Jakarta is a fantastic place to live and a real magnet for expats. Offering a vibrant expat community, low cost of living, and gorgeous tropical weather, there’s plenty to love, but there are also a few things you should know before you make your way there.
Here are five of the most important things to understand about living in Jakarta.
- The Traffic is Terrible
The traffic in Jakarta is the worst in the world, and we mean that literally. According to a recent study by Castrol’s Magnatec Stop-Start index, it has the most traffic jams on Earth. It’s something that can be very tough to get used to, but you can plan around it. You should always bring something along, such as a book, to occupy yourself if you become stuck.
- Jakarta is Quite Conservative
Jakarta is a surprisingly conservative Muslim city.

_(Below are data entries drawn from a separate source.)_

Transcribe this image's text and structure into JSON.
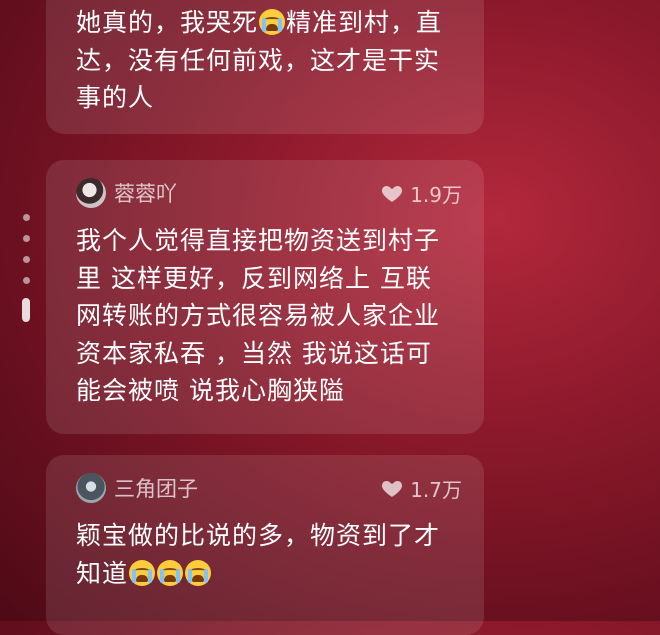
{
  "comments": [
    {
      "text_parts": [
        "她真的，我哭死",
        "精准到村，直达，没有任何前戏，这才是干实事的人"
      ],
      "emoji": "loudly-crying-face"
    },
    {
      "username": "蓉蓉吖",
      "likes": "1.9万",
      "text": "我个人觉得直接把物资送到村子里 这样更好，反到网络上 互联网转账的方式很容易被人家企业资本家私吞 ，当然 我说这话可能会被喷 说我心胸狭隘"
    },
    {
      "username": "三角团子",
      "likes": "1.7万",
      "text": "颖宝做的比说的多，物资到了才知道",
      "emoji": "loudly-crying-face",
      "emoji_count": 3
    }
  ],
  "colors": {
    "background": "#8e1a2c",
    "card": "rgba(255,255,255,0.11)",
    "text": "#ffffff",
    "muted": "rgba(255,255,255,0.72)"
  },
  "icons": [
    "heart-icon",
    "loudly-crying-face-emoji"
  ]
}
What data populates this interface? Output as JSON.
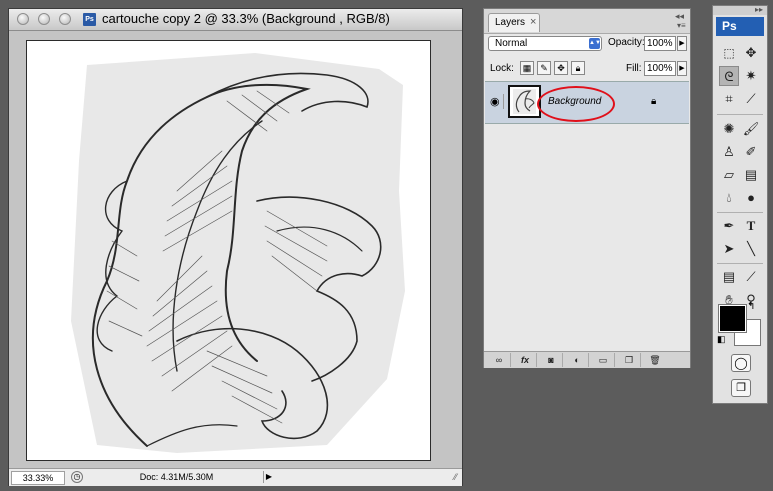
{
  "document": {
    "title": "cartouche copy 2 @ 33.3% (Background , RGB/8)",
    "doc_icon": "Ps",
    "status": {
      "zoom": "33.33%",
      "doc_size": "Doc: 4.31M/5.30M"
    }
  },
  "layers_panel": {
    "tab_label": "Layers",
    "tab_close": "×",
    "blend_mode": "Normal",
    "opacity_label": "Opacity:",
    "opacity_value": "100%",
    "lock_label": "Lock:",
    "fill_label": "Fill:",
    "fill_value": "100%",
    "layers": [
      {
        "name": "Background",
        "visible": true,
        "locked": true
      }
    ],
    "bottom_buttons": [
      "link-icon",
      "fx-icon",
      "mask-icon",
      "adjustment-icon",
      "folder-icon",
      "new-layer-icon",
      "trash-icon"
    ]
  },
  "tools_panel": {
    "logo": "Ps",
    "foreground_color": "#000000",
    "background_color": "#ffffff"
  },
  "colors": {
    "annotation_ellipse": "#e0101a",
    "selected_layer_row": "#c9d3e0"
  }
}
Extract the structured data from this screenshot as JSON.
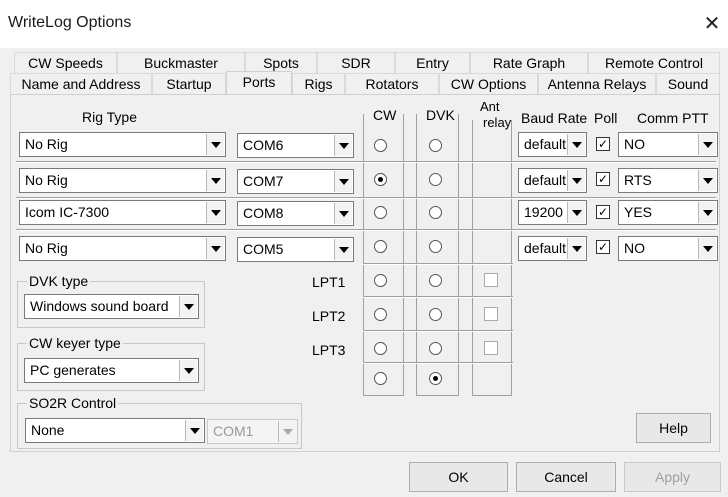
{
  "window": {
    "title": "WriteLog Options",
    "close_glyph": "✕"
  },
  "tabs": {
    "row1": [
      "CW Speeds",
      "Buckmaster",
      "Spots",
      "SDR",
      "Entry",
      "Rate Graph",
      "Remote Control"
    ],
    "row2": [
      "Name and Address",
      "Startup",
      "Ports",
      "Rigs",
      "Rotators",
      "CW Options",
      "Antenna Relays",
      "Sound"
    ],
    "active": "Ports"
  },
  "headers": {
    "rig_type": "Rig Type",
    "cw": "CW",
    "dvk": "DVK",
    "ant_relay_1": "Ant",
    "ant_relay_2": "relay",
    "baud_rate": "Baud Rate",
    "poll": "Poll",
    "comm_ptt": "Comm PTT"
  },
  "rigs": [
    {
      "rig": "No Rig",
      "port": "COM6",
      "cw": false,
      "dvk": false,
      "baud": "default",
      "poll": true,
      "ptt": "NO"
    },
    {
      "rig": "No Rig",
      "port": "COM7",
      "cw": true,
      "dvk": false,
      "baud": "default",
      "poll": true,
      "ptt": "RTS"
    },
    {
      "rig": "Icom IC-7300",
      "port": "COM8",
      "cw": false,
      "dvk": false,
      "baud": "19200",
      "poll": true,
      "ptt": "YES"
    },
    {
      "rig": "No Rig",
      "port": "COM5",
      "cw": false,
      "dvk": false,
      "baud": "default",
      "poll": true,
      "ptt": "NO"
    }
  ],
  "lpt": [
    {
      "label": "LPT1",
      "cw": false,
      "dvk": false,
      "relay": false
    },
    {
      "label": "LPT2",
      "cw": false,
      "dvk": false,
      "relay": false
    },
    {
      "label": "LPT3",
      "cw": false,
      "dvk": false,
      "relay": false
    }
  ],
  "extra_row": {
    "cw": false,
    "dvk": true
  },
  "dvk_type": {
    "label": "DVK type",
    "value": "Windows sound board"
  },
  "cw_keyer": {
    "label": "CW keyer type",
    "value": "PC generates"
  },
  "so2r": {
    "label": "SO2R Control",
    "value": "None",
    "port": "COM1"
  },
  "buttons": {
    "help": "Help",
    "ok": "OK",
    "cancel": "Cancel",
    "apply": "Apply"
  },
  "check_glyph": "✓"
}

It’s something that many people don’t expect, but most women will wear headscarves and there are a huge number of mosques. As such, you’ll need to watch what you wear depending on where you are in the city. You should always be treated with respect, but you don’t want to go breaking any customs.
- There Will Be Floods
Expats love the warmth of Indonesian weather, but one thing you’ll have to deal with is the floods that invariably come along with that tropical weather. From December to April, rainfall is heavy, and flooding is quite common in the lower sections of the city, especially where rivers are quite close. Take this into account when you’re looking for a home.
- You Might Need a Driver
Jakarta lacks a mass transit system, so you cannot really rely on buses and trains. Taxis are an option, but it’s quite common to be scammed by drivers who want to treat you to ‘the scenic route’. That might be something you’d put up with as a tourist, but not as an expat. Though the idea might seem odd, many expats in Jakarta have a driver. It sounds like a very lavish way to live, but it’s quite the norm in Jakarta, and perhaps something you should plan into your budget.
- You Will Need Health Cover
Indonesia might not be known for having quality healthcare systems, but the capital city is home to many of the country’s best-equipped public facilities. However, the public hospitals do not have international accreditation. Private hospitals and clinics are therefore the best option for expats in need of healthcare services in Jakarta, but these can be pricey. Add international health insurance to your list of ‘must-haves’ before you go and you can rest assured that you’ll be covered.